The good news is that next-generation technology has opened the door to phishing simulations driven by AI. A user-friendly platform allows team members to engage in phishing simulations in a positive and timely fashion. This AI approach also helps alleviate the workload of already overburdened IT departments.
Valuable Cyber Analytics
It wasn’t uncommon for passive instructional videos to be used for security awareness training just a few years ago. The problem with that approach is the idle experience tends to mirror the way people engage in online entertainment. It may just as easily forgotten as the plot of a Netflix series you found dull.
For organizations to make cybersecurity strides, active learning and participation are necessary. That’s why security awareness training must be accompanied by hard data and cyber analytics. Effective training sessions must offer employees prompt feedback about key metrics if they are to make gains.
For example, knowing someone’s phishing click rate allows them to focus on improving. The hard data also helps employers understand their overall breach risk and take proactive measures to harden the operation’s defense. But perhaps the key to putting cyber analytics to work involves creating a non-punitive environment that encourages individual growth.
Recognizing Good Behavior in the Workplace
The effectiveness of a security awareness training efforts is largely dependent on how employees perceive the program. If staff members view it as another task that reduces their productivity and leads to more stress, they are likely to treat it like an unwelcome chore. That’s why positive employee attitudes are the bedrock of successful cybersecurity programs.
In order to gain the trust and motivation of employees, cybersecurity awareness improvement call for positive reinforcement. These are ways members of the leadership team can encourage and incentivize training programs.
Adopt A Praise Mindset
Employees generally need to feel safe to learn new things. This holds true in the cybersecurity space because few staff members have experience of technical expertise. Rather than point out someone’s shortcomings in metrics such as phishing click-thru rates, highlight their incremental growth. Use encouraging one-on-one dialogue that underscores the newness of the program and how you’re all in it together. It may also be appropriate to talk about departmental improvement rates to reinforce a company-wide cybersecurity culture.
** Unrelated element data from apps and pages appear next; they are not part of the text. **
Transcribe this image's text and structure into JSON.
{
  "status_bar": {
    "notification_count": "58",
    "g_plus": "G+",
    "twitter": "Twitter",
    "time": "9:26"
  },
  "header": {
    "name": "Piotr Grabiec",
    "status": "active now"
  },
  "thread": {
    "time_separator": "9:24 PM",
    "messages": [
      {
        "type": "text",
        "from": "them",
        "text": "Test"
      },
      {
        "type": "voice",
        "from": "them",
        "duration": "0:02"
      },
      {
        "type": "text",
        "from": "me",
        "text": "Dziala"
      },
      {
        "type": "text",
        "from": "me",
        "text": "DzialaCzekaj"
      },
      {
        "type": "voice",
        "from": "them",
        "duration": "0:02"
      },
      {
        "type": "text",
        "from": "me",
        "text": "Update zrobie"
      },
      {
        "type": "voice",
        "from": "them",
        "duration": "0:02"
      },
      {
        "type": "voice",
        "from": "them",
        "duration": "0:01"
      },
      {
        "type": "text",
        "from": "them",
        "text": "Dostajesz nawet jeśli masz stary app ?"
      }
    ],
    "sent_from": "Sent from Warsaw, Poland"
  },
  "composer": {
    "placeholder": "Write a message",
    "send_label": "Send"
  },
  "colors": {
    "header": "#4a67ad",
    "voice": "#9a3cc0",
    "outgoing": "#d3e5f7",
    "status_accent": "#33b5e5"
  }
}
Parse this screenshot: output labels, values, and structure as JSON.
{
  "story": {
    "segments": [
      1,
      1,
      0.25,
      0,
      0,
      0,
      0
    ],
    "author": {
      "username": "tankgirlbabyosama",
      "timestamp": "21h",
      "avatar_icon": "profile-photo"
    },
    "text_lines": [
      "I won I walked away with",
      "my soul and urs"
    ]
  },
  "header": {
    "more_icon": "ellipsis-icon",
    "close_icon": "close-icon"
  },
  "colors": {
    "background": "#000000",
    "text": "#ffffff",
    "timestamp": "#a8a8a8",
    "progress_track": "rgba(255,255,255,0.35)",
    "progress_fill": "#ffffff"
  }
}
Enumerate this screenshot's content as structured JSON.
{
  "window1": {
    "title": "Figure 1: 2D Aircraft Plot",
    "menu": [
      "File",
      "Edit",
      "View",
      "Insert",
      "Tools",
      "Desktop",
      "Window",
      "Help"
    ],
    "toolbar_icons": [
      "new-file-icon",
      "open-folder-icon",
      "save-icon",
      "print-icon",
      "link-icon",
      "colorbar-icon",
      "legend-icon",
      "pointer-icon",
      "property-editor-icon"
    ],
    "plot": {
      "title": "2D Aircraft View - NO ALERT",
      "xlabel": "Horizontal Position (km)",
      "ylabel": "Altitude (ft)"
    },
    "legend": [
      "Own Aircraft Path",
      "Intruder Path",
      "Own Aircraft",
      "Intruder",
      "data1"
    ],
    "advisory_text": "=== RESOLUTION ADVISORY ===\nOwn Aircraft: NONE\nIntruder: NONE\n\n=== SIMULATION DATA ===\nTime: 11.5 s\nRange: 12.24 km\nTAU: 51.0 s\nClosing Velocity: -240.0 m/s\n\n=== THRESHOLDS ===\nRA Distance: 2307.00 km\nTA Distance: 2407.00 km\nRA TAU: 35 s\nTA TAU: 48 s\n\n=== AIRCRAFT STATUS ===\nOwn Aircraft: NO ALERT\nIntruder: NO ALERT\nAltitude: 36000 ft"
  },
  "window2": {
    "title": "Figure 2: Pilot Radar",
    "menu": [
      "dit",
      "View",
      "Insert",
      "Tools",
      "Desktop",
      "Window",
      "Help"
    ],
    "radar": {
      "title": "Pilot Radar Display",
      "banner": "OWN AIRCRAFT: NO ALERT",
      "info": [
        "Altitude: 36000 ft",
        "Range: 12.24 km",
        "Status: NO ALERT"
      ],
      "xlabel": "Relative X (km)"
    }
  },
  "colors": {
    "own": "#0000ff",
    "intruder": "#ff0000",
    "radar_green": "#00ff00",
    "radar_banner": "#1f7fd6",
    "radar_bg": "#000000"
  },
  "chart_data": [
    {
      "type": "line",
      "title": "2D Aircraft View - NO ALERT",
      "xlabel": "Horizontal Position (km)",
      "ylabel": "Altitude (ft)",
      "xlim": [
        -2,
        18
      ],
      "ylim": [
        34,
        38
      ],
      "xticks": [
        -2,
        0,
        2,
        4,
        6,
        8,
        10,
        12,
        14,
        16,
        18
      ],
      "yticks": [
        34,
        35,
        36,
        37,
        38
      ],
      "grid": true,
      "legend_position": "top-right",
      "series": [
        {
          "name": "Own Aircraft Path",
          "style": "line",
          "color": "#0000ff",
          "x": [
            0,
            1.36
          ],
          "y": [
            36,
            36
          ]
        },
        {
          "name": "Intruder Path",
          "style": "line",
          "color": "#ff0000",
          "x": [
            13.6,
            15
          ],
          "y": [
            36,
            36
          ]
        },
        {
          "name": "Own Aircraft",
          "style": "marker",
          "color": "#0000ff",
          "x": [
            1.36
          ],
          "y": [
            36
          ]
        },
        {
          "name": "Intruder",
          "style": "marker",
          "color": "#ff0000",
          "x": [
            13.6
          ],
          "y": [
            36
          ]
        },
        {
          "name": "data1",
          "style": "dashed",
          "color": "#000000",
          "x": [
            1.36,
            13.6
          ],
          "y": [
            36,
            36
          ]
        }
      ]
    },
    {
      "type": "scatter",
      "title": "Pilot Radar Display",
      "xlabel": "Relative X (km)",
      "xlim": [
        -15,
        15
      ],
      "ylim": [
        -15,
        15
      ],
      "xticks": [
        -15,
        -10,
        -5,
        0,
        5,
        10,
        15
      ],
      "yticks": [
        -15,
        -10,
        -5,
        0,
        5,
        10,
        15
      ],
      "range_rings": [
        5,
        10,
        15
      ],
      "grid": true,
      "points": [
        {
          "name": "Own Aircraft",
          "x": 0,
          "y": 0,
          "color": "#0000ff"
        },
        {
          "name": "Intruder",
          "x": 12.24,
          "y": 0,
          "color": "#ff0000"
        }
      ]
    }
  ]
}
Provide Personalized Incentives
Monetary incentives generally prove effective in areas such as sales and production rates. But an extra bump in someone’s paycheck may not be the best way to motivate cybersecurity awareness. Consider focusing on more personalized incentives, such as a favorite latte or taking the department out for lunch on the company after reaching a cybersecurity goal. It may also be effective to use individual security training report cards to incentivize personal bests. When someone improves one or more of the cyber analytics metrics, that’s a reason for some form of incentive. Keep in mind that supporting individual gains helps buoy a rich, non-competitive cybersecurity culture.
Positive Security Awareness Training Makes Staff Members Part of the Solution
The insider threats posed by negligence, lack of training, and employees taking risky shortcuts tasks business leaders with changing the culture. A proactive security awareness training program helps mitigate the rise in cyberattacks from within as well as hackers targeting honest businesses from halfway around the world. With the proper encouragement, incentives, and reliable cyber analytics, valued staff members can take pride in deterring threats.The next-generation approach to security awareness training, phishing simulations, and cyber analytics crafted by PhishFirewall offers a unique opportunity to encourage employees to be part of the solution. Before your organization suffers a debilitating cyberattack, click here to schedule a free demo.